It could have been worse for Ricky Stenhouse Jr. and the No. 17 Roush Fenway Racing Ford Fusion team — a lot worse.
NASCAR officials were expected to issue a severe P5 penalty to the team, particularly crew chief Mike Kelley, for unapproved rear suspension parts found on Stenhouse’s car this past Friday at Homestead-Miami Speedway.
Had that occurred, Stenhouse could have been penalized 50 driver points from the final 2014 Sprint Cup standings (which would have dropped him from 27th place, in front of 28th-ranked girlfriend Danica Patrick, to behind Patrick in 29th place), along with a fine up to $125,000 and a six-week suspension for Kelley.
But Thursday, after extensive review of the violation and the team’s explanation, NASCAR significantly lowered the severity of the penalty.
According to a NASCAR media release:
This infraction is a P3 level penalty which is outlined in Section 12-4.3 of the 2014 NASCAR rule book:
[Violations resulting in P3 penalties tend to fall between serious and intermediate in nature. While they might include general “categories” of infractions similar to those in P4 (e.g. unauthorized parts; failing to meet specs; etc.), they tend to pertain more to secondary componentry or systems; modifications of lessor significance; go/no-go measurement failures of an intermediate nature.]
This infraction violates Sections:
12-1 – Actions detrimental to stock car racing;
20-12 – Suspension: All front end and rear suspension mounts and mounting hardware must not allow movement or realignment of any suspension/drive line component beyond normal rotation or suspension/drive line travel.
As for the penalties, NASCAR issued the following statement:
“As a result of these violations, crew chief Mike Kelley has been fined $50,000 and placed on NASCAR probation for six months starting Jan. 1, 2015 through June 30, 2015.
“Additionally, car chief Patrick Magee has also been placed on NASCAR probation for six months starting Jan. 1, 2015 through June 30, 2015.”
“I’m so excited to join Andretti United Extreme E,” Munnings said in a release. ““I was really intrigued when I first heard about Extreme E, I just knew I had to be involved. The male / female racing partnership is a fantastic and exciting new concept. The season has incredible locations and the racing will be very exciting. It will be a new challenge for the teams and drivers, and I’m so thrilled to be working with such a strong team.
“The championship is a really innovative concept, it’s combining motorsport and science and will produce an important legacy in each race location. Bringing the platform that motorsport has in line with the awareness that the planet needs right now is awesome and a really important message.”
Said Hansen: “Going into the Extreme E will be a new chapter in my career, one that I am extremely excited about. It is something brand new, not only for me, but the whole of motorsport. The format is something
we’ve never seen before.
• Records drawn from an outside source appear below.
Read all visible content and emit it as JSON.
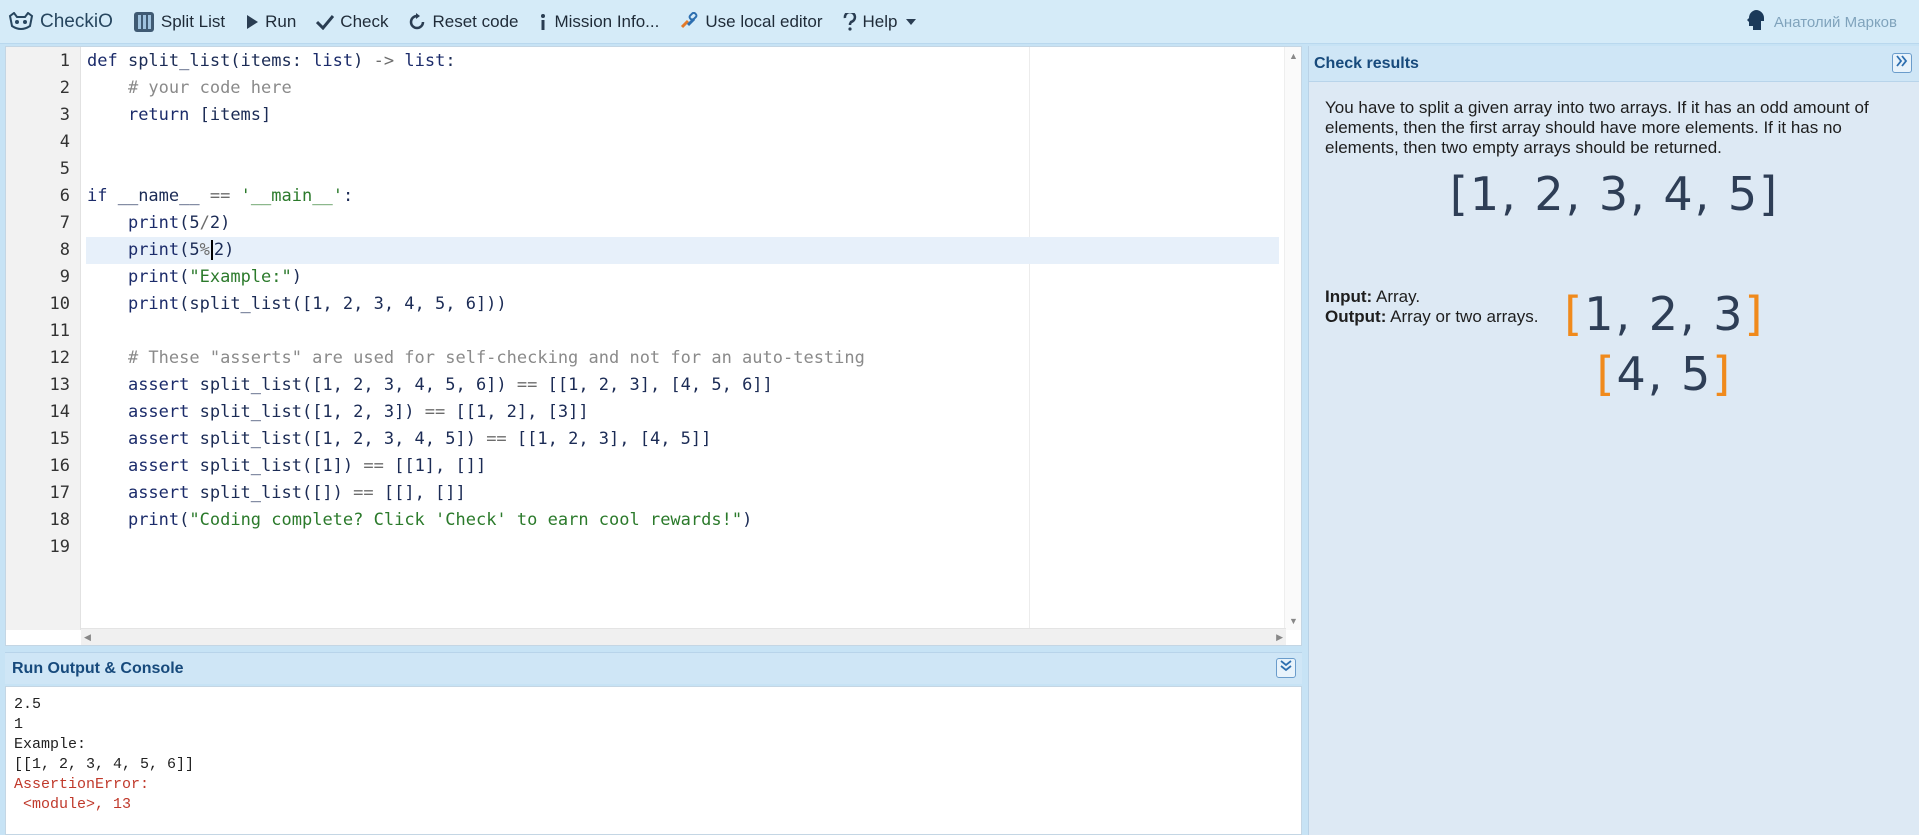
{
  "toolbar": {
    "logo": "CheckiO",
    "split_list": "Split List",
    "run": "Run",
    "check": "Check",
    "reset": "Reset code",
    "mission_info": "Mission Info...",
    "local_editor": "Use local editor",
    "help": "Help",
    "user": "Анатолий Марков"
  },
  "editor": {
    "lines": [
      {
        "n": "1",
        "code": "def split_list(items: list) -> list:"
      },
      {
        "n": "2",
        "code": "    # your code here"
      },
      {
        "n": "3",
        "code": "    return [items]"
      },
      {
        "n": "4",
        "code": ""
      },
      {
        "n": "5",
        "code": ""
      },
      {
        "n": "6",
        "code": "if __name__ == '__main__':"
      },
      {
        "n": "7",
        "code": "    print(5/2)"
      },
      {
        "n": "8",
        "code": "    print(5%2)"
      },
      {
        "n": "9",
        "code": "    print(\"Example:\")"
      },
      {
        "n": "10",
        "code": "    print(split_list([1, 2, 3, 4, 5, 6]))"
      },
      {
        "n": "11",
        "code": ""
      },
      {
        "n": "12",
        "code": "    # These \"asserts\" are used for self-checking and not for an auto-testing"
      },
      {
        "n": "13",
        "code": "    assert split_list([1, 2, 3, 4, 5, 6]) == [[1, 2, 3], [4, 5, 6]]"
      },
      {
        "n": "14",
        "code": "    assert split_list([1, 2, 3]) == [[1, 2], [3]]"
      },
      {
        "n": "15",
        "code": "    assert split_list([1, 2, 3, 4, 5]) == [[1, 2, 3], [4, 5]]"
      },
      {
        "n": "16",
        "code": "    assert split_list([1]) == [[1], []]"
      },
      {
        "n": "17",
        "code": "    assert split_list([]) == [[], []]"
      },
      {
        "n": "18",
        "code": "    print(\"Coding complete? Click 'Check' to earn cool rewards!\")"
      },
      {
        "n": "19",
        "code": ""
      }
    ]
  },
  "console": {
    "title": "Run Output & Console",
    "output": [
      {
        "text": "2.5",
        "error": false
      },
      {
        "text": "1",
        "error": false
      },
      {
        "text": "Example:",
        "error": false
      },
      {
        "text": "[[1, 2, 3, 4, 5, 6]]",
        "error": false
      },
      {
        "text": "AssertionError:",
        "error": true
      },
      {
        "text": " <module>, 13",
        "error": true
      }
    ]
  },
  "check_results": {
    "title": "Check results",
    "description": "You have to split a given array into two arrays. If it has an odd amount of elements, then the first array should have more elements. If it has no elements, then two empty arrays should be returned.",
    "array_full": "[1, 2, 3, 4, 5]",
    "array_left": "[1, 2, 3]",
    "array_right": "[4, 5]",
    "input_label": "Input:",
    "input_value": "Array.",
    "output_label": "Output:",
    "output_value": "Array or two arrays."
  },
  "colors": {
    "accent": "#174a7c",
    "bracket_orange": "#f08a1c",
    "error_red": "#c0392b"
  }
}
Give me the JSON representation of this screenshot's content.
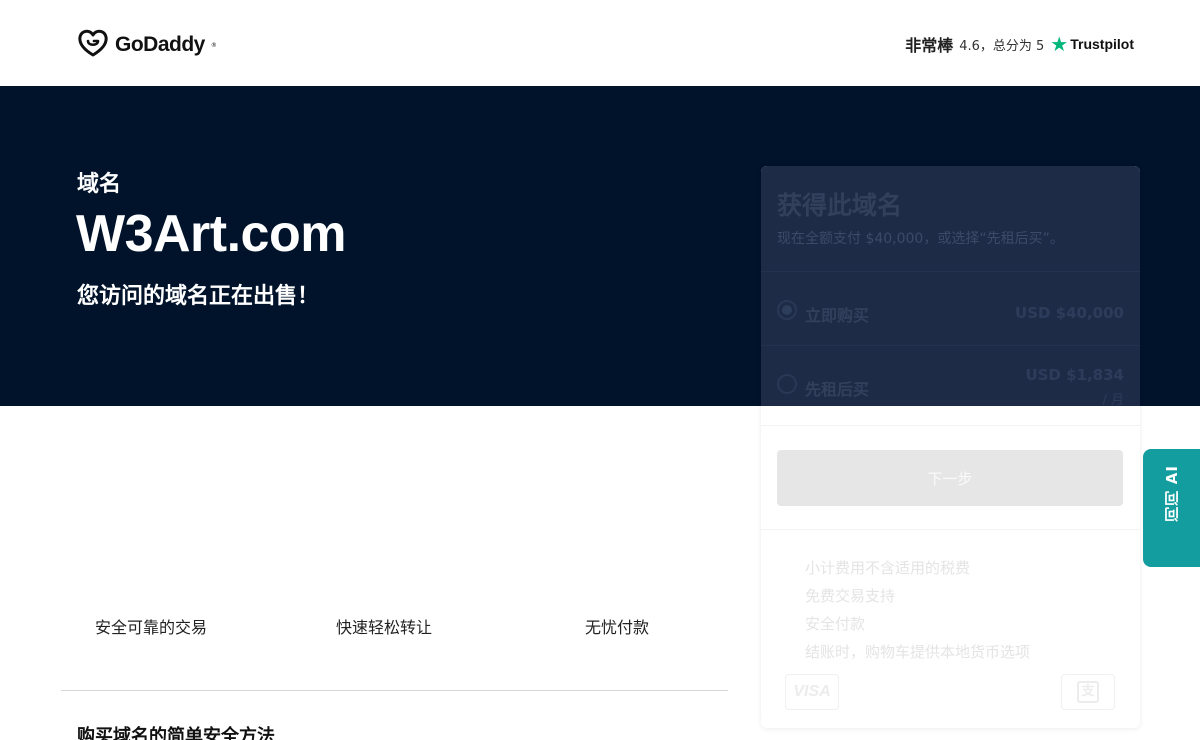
{
  "header": {
    "logo_text": "GoDaddy",
    "logo_tm": "®",
    "logo_icon": "godaddy-heart-logo",
    "rating": {
      "label": "非常棒",
      "score_text": "4.6，总分为 5",
      "star_icon": "star-icon",
      "provider": "Trustpilot",
      "star_color": "#00b67a"
    }
  },
  "hero": {
    "kicker": "域名",
    "domain": "W3Art.com",
    "subtitle": "您访问的域名正在出售！",
    "background": "#00132b"
  },
  "buy_card": {
    "title": "获得此域名",
    "description": "现在全额支付 $40,000，或选择“先租后买”。",
    "options": [
      {
        "label": "立即购买",
        "price": "USD $40,000",
        "selected": true
      },
      {
        "label": "先租后买",
        "price": "USD $1,834",
        "unit": "/ 月",
        "selected": false
      }
    ],
    "next_label": "下一步",
    "features": [
      "小计费用不含适用的税费",
      "免费交易支持",
      "安全付款",
      "结账时，购物车提供本地货币选项"
    ],
    "payment_methods": [
      "VISA",
      "支"
    ]
  },
  "ai_tab": {
    "label": "问问 AI",
    "color": "#139d9e"
  },
  "trust_items": [
    "安全可靠的交易",
    "快速轻松转让",
    "无忧付款"
  ],
  "section": {
    "title": "购买域名的简单安全方法"
  }
}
I’m also delighted to be able to carry the message of something bigger – talking about the environment and doing something good for the world – that’s something that really drives me. It’s going to be a big adventure in life to see these locations and I’m going to do my best in carrying this responsibility and hopefully making people aware of the challenges we have in the world, together with our passion for racing.”